US PGA: Tiger Woods shows glimpses of former self
Kohler: For a while at least, it was almost like old times for Tiger Woods on the opening day of the US PGA Championship.
The world number one showed glimpses of the form that saw him dominate the sport for the past decade when he birdied three of his first holes before ending the day with a one-under-par 71.
There were no fist-pumps, high-fives or wide smiles, just a steely look of determination, but it was still manna from heaven for the huge galleries following him.
"I got off to a quick start and all of a sudden, I felt like I could shoot something in the 60s," Woods said. "It didn`t quite happen. I lost a few shots out there but I made a nice birdie on nine and finished under par for the day."
Woods may have fallen from grace but the golfing faithful at Whistling Straits were just hoping to see some of his old magic rather than taunt him about his indiscretions.

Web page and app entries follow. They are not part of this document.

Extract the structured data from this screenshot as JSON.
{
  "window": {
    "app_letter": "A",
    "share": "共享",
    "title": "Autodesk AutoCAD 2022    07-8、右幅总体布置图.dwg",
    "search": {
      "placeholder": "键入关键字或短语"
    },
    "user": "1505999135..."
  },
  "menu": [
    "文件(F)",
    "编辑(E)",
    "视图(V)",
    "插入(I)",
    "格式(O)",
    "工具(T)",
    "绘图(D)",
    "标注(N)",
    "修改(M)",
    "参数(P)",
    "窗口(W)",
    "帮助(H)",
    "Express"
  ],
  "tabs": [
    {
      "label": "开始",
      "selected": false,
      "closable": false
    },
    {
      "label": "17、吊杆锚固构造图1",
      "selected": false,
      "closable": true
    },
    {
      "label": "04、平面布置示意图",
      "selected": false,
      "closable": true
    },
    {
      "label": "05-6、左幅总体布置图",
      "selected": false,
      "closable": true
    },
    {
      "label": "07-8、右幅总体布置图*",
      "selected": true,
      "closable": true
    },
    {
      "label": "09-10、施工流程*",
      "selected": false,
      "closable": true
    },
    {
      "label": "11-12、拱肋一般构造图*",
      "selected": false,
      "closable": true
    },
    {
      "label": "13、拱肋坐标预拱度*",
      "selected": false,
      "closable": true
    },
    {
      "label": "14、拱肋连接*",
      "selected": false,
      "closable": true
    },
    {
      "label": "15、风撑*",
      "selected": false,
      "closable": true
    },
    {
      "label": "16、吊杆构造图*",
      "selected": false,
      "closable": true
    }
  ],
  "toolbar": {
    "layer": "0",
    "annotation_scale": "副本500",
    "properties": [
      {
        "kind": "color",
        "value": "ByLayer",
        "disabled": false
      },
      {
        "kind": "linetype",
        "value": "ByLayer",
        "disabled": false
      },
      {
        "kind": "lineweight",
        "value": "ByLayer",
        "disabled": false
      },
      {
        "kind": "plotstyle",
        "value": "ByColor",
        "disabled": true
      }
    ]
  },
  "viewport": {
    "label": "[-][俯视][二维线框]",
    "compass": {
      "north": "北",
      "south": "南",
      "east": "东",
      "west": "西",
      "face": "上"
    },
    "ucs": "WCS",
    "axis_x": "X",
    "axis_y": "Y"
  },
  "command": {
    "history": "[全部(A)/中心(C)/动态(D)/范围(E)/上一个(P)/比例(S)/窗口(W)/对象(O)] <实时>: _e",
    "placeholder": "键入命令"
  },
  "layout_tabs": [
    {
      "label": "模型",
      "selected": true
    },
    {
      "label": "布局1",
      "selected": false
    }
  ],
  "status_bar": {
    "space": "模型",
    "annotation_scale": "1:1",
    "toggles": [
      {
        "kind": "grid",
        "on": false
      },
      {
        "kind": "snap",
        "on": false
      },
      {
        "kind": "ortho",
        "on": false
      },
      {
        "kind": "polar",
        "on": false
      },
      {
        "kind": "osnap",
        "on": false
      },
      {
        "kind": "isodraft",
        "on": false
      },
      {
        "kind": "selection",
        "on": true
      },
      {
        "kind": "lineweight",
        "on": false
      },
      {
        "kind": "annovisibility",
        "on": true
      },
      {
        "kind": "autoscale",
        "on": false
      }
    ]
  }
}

There was a real buzz in the air when the American rolled in a 15-foot birdie putt on the 13th hole, his fourth of the round after starting on the back nine, to share the tournament lead, but it was a false dawn.
He salvaged par on the fifth after a wayward drive into a water hazard then drained a seven-foot birdie putt on the last to break par.

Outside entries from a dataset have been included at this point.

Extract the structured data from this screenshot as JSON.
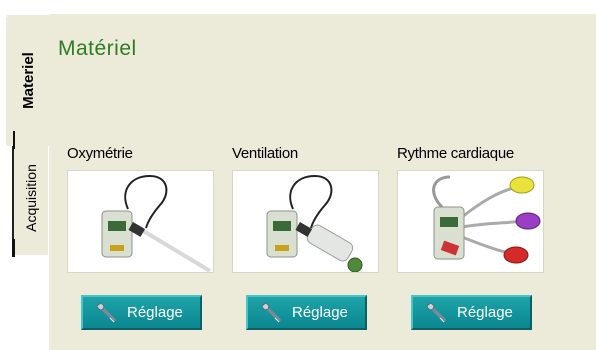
{
  "tabs": [
    {
      "label": "Materiel",
      "active": true
    },
    {
      "label": "Acquisition",
      "active": false
    }
  ],
  "panel": {
    "title": "Matériel",
    "title_color": "#2e7d22",
    "background_color": "#ecead9",
    "devices": [
      {
        "label": "Oxymétrie",
        "image_icon": "oximetry-sensor-icon",
        "button_label": "Réglage",
        "button_icon": "wrench-icon"
      },
      {
        "label": "Ventilation",
        "image_icon": "ventilation-sensor-icon",
        "button_label": "Réglage",
        "button_icon": "wrench-icon"
      },
      {
        "label": "Rythme cardiaque",
        "image_icon": "ecg-electrodes-icon",
        "button_label": "Réglage",
        "button_icon": "wrench-icon"
      }
    ],
    "button_color": "#13959c"
  }
}
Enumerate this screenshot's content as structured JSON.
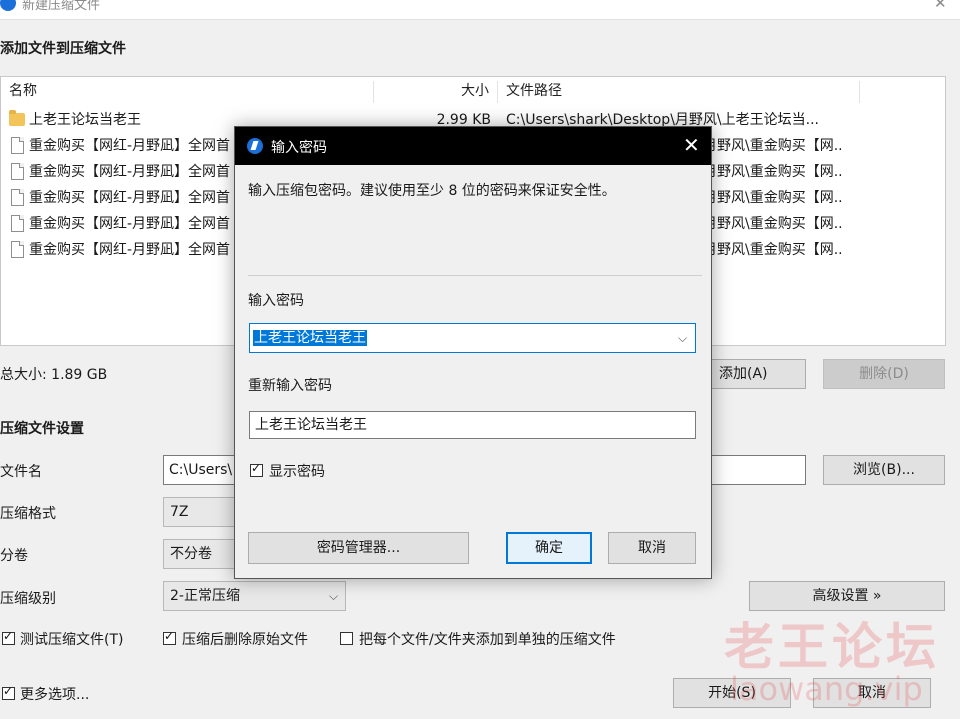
{
  "window": {
    "title": "新建压缩文件",
    "close_glyph": "✕",
    "icon": "app-logo-icon"
  },
  "add_section": {
    "heading": "添加文件到压缩文件",
    "columns": {
      "name": "名称",
      "size": "大小",
      "path": "文件路径"
    },
    "rows": [
      {
        "type": "folder",
        "name": "上老王论坛当老王",
        "size": "2.99 KB",
        "path": "C:\\Users\\shark\\Desktop\\月野风\\上老王论坛当..."
      },
      {
        "type": "file",
        "name": "重金购买【网红-月野凪】全网首",
        "size": "",
        "path": "月野风\\重金购买【网..."
      },
      {
        "type": "file",
        "name": "重金购买【网红-月野凪】全网首",
        "size": "",
        "path": "月野风\\重金购买【网..."
      },
      {
        "type": "file",
        "name": "重金购买【网红-月野凪】全网首",
        "size": "",
        "path": "月野风\\重金购买【网..."
      },
      {
        "type": "file",
        "name": "重金购买【网红-月野凪】全网首",
        "size": "",
        "path": "月野风\\重金购买【网..."
      },
      {
        "type": "file",
        "name": "重金购买【网红-月野凪】全网首",
        "size": "",
        "path": "月野风\\重金购买【网..."
      }
    ],
    "total_size": "总大小: 1.89 GB",
    "add_button": "添加(A)",
    "delete_button": "删除(D)"
  },
  "settings": {
    "heading": "压缩文件设置",
    "filename_label": "文件名",
    "filename_value": "C:\\Users\\",
    "browse_button": "浏览(B)...",
    "format_label": "压缩格式",
    "format_value": "7Z",
    "volume_label": "分卷",
    "volume_value": "不分卷",
    "level_label": "压缩级别",
    "level_value": "2-正常压缩",
    "advanced_button": "高级设置 »",
    "test_checkbox": "测试压缩文件(T)",
    "delete_after_checkbox": "压缩后删除原始文件",
    "separate_checkbox": "把每个文件/文件夹添加到单独的压缩文件",
    "more_options": "更多选项...",
    "start_button": "开始(S)",
    "cancel_button": "取消"
  },
  "dialog": {
    "title": "输入密码",
    "close_glyph": "✕",
    "hint": "输入压缩包密码。建议使用至少 8 位的密码来保证安全性。",
    "password_label": "输入密码",
    "password_value": "上老王论坛当老王",
    "confirm_label": "重新输入密码",
    "confirm_value": "上老王论坛当老王",
    "show_password": "显示密码",
    "manager_button": "密码管理器...",
    "ok_button": "确定",
    "cancel_button": "取消"
  },
  "watermark": {
    "text": "老王论坛",
    "site": "laowang.vip"
  },
  "colors": {
    "accent": "#0078d7",
    "dialog_title_bg": "#000000",
    "watermark": "#e83c3c"
  }
}
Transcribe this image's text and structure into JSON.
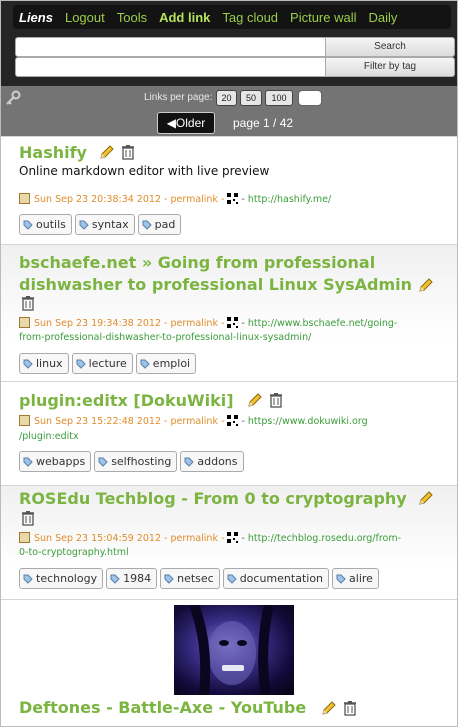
{
  "nav": {
    "brand": "Liens",
    "items": [
      "Logout",
      "Tools",
      "Add link",
      "Tag cloud",
      "Picture wall",
      "Daily"
    ]
  },
  "search": {
    "search_label": "Search",
    "filter_label": "Filter by tag"
  },
  "paging": {
    "links_per_page_label": "Links per page:",
    "options": [
      "20",
      "50",
      "100"
    ],
    "older_label": "◀Older",
    "page_text": "page 1 / 42"
  },
  "links": [
    {
      "title": "Hashify",
      "description": "Online markdown editor with live preview",
      "date": "Sun Sep 23 20:38:34 2012",
      "permalink": "permalink",
      "url": "http://hashify.me/",
      "tags": [
        "outils",
        "syntax",
        "pad"
      ]
    },
    {
      "title_line1": "bschaefe.net » Going from professional",
      "title_line2": "dishwasher to professional Linux SysAdmin",
      "date": "Sun Sep 23 19:34:38 2012",
      "permalink": "permalink",
      "url_line1": "http://www.bschaefe.net/going-",
      "url_line2": "from-professional-dishwasher-to-professional-linux-sysadmin/",
      "tags": [
        "linux",
        "lecture",
        "emploi"
      ]
    },
    {
      "title": "plugin:editx [DokuWiki]",
      "date": "Sun Sep 23 15:22:48 2012",
      "permalink": "permalink",
      "url_line1": "https://www.dokuwiki.org",
      "url_line2": "/plugin:editx",
      "tags": [
        "webapps",
        "selfhosting",
        "addons"
      ]
    },
    {
      "title": "ROSEdu Techblog - From 0 to cryptography",
      "date": "Sun Sep 23 15:04:59 2012",
      "permalink": "permalink",
      "url_line1": "http://techblog.rosedu.org/from-",
      "url_line2": "0-to-cryptography.html",
      "tags": [
        "technology",
        "1984",
        "netsec",
        "documentation",
        "alire"
      ]
    },
    {
      "title": "Deftones - Battle-Axe - YouTube"
    }
  ],
  "icons": {
    "edit": "pencil-icon",
    "delete": "trash-icon",
    "date": "calendar-icon",
    "qrcode": "qrcode-icon",
    "tag": "tag-icon",
    "key": "key-icon"
  },
  "colors": {
    "title_green": "#7cb442",
    "nav_green": "#9acd4a",
    "date_orange": "#e08c2a",
    "url_green": "#3a9d3a"
  }
}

"I played too good not to shoot under par," he said. "It would have been very disappointing and frustrating to end up at even par as well as I played today."
Woods`s performance was a dramatic turnaround from last week`s WGC-Bridgestone Invitational in Ohio where he imploded to finish tied for second-last in the 80-player field with a total of 18-over, his worst result in a PGA event.

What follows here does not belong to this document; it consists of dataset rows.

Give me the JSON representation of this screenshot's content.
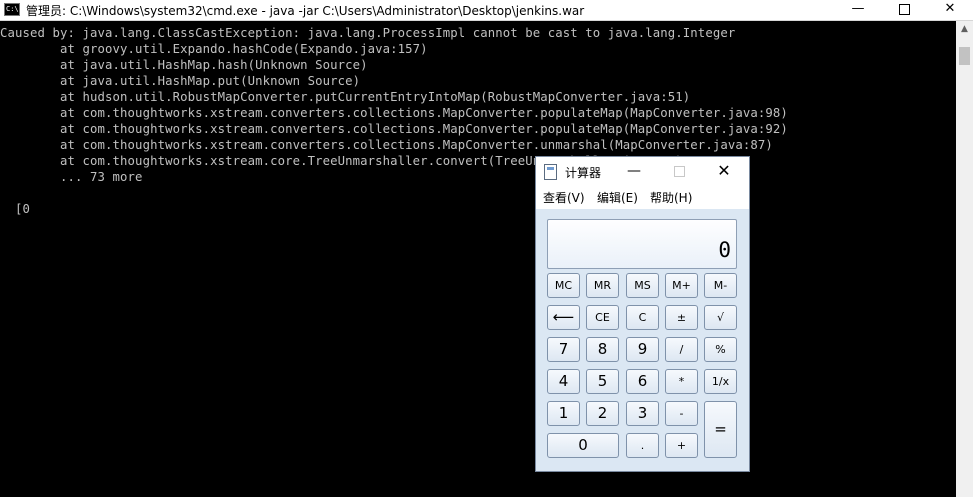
{
  "cmd": {
    "title": "管理员: C:\\Windows\\system32\\cmd.exe - java  -jar C:\\Users\\Administrator\\Desktop\\jenkins.war",
    "icon_label": "C:\\",
    "minimize": "—",
    "close": "✕",
    "lines": [
      "Caused by: java.lang.ClassCastException: java.lang.ProcessImpl cannot be cast to java.lang.Integer",
      "        at groovy.util.Expando.hashCode(Expando.java:157)",
      "        at java.util.HashMap.hash(Unknown Source)",
      "        at java.util.HashMap.put(Unknown Source)",
      "        at hudson.util.RobustMapConverter.putCurrentEntryIntoMap(RobustMapConverter.java:51)",
      "        at com.thoughtworks.xstream.converters.collections.MapConverter.populateMap(MapConverter.java:98)",
      "        at com.thoughtworks.xstream.converters.collections.MapConverter.populateMap(MapConverter.java:92)",
      "        at com.thoughtworks.xstream.converters.collections.MapConverter.unmarshal(MapConverter.java:87)",
      "        at com.thoughtworks.xstream.core.TreeUnmarshaller.convert(TreeUnmarshaller.java:72)",
      "        ... 73 more",
      "",
      "  [0"
    ]
  },
  "calculator": {
    "title": "计算器",
    "minimize": "—",
    "close": "✕",
    "menu": [
      "查看(V)",
      "编辑(E)",
      "帮助(H)"
    ],
    "display": "0",
    "buttons": {
      "mc": "MC",
      "mr": "MR",
      "ms": "MS",
      "mplus": "M+",
      "mminus": "M-",
      "backspace": "⟵",
      "ce": "CE",
      "c": "C",
      "plusminus": "±",
      "sqrt": "√",
      "n7": "7",
      "n8": "8",
      "n9": "9",
      "divide": "/",
      "percent": "%",
      "n4": "4",
      "n5": "5",
      "n6": "6",
      "multiply": "*",
      "reciprocal": "1/x",
      "n1": "1",
      "n2": "2",
      "n3": "3",
      "minus": "-",
      "equals": "=",
      "n0": "0",
      "decimal": ".",
      "plus": "+"
    }
  }
}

Winless in eight tournaments this year and still struggling to find his best, Woods has been putting in more time on the practice range to hone his game.
"Usually I don`t play the week before a major, so my game is usually more dialed, in," he said. "(But) this has been different and I struggled last week and had to put in some work and felt good."
If his first round was any indication, the extra work was worth it. Woods was more consistent off the tee, despite dropping his driver on the backswing on the fifth, and putted much better on a course softened up by rain the previous day.
"I got everything lined up where I could release the blade, toe is moving again, which is great, something I like to feel. It felt good," he said.
"I was able to control my trajectory ... I felt like I was driving the ball and I was able to control it both ways."